— Goal of the exercise —
The lines to copy are those holding the string "coins" in the entries below.

Start of Block

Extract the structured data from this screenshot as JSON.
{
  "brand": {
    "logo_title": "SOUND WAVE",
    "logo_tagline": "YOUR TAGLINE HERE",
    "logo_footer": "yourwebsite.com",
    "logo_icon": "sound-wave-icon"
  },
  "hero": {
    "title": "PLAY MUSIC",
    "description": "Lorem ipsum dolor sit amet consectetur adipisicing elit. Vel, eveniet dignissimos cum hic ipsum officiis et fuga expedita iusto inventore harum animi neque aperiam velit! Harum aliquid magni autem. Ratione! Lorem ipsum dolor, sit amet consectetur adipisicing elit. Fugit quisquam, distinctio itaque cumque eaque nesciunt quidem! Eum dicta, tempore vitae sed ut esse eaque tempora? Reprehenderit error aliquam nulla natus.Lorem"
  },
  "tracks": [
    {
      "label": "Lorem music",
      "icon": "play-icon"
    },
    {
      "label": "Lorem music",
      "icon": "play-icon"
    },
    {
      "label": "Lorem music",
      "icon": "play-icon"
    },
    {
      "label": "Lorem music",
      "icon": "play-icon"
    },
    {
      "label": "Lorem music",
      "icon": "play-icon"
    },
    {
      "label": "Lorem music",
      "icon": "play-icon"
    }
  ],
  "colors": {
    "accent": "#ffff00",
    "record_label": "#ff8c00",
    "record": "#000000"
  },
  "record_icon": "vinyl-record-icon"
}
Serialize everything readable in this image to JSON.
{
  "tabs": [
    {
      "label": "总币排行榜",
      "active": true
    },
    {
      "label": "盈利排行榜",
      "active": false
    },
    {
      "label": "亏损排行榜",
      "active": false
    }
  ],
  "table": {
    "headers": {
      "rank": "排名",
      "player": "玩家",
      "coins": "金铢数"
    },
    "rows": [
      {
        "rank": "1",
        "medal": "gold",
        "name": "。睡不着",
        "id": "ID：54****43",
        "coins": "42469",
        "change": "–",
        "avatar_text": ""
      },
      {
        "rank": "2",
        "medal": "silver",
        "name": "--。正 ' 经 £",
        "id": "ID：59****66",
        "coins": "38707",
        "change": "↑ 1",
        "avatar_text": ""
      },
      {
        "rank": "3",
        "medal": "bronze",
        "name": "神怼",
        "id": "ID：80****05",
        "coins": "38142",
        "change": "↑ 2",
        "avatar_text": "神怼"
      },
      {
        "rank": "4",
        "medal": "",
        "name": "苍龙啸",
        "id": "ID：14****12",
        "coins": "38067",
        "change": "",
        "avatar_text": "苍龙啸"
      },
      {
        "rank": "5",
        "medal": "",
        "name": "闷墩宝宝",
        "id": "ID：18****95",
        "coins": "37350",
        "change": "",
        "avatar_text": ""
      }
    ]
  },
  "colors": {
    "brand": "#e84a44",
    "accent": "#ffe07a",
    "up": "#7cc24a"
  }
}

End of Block

— Output below —
      "coins": "金铢数"
        "coins": "42469",
        "coins": "38707",
        "coins": "38142",
        "coins": "38067",
        "coins": "37350",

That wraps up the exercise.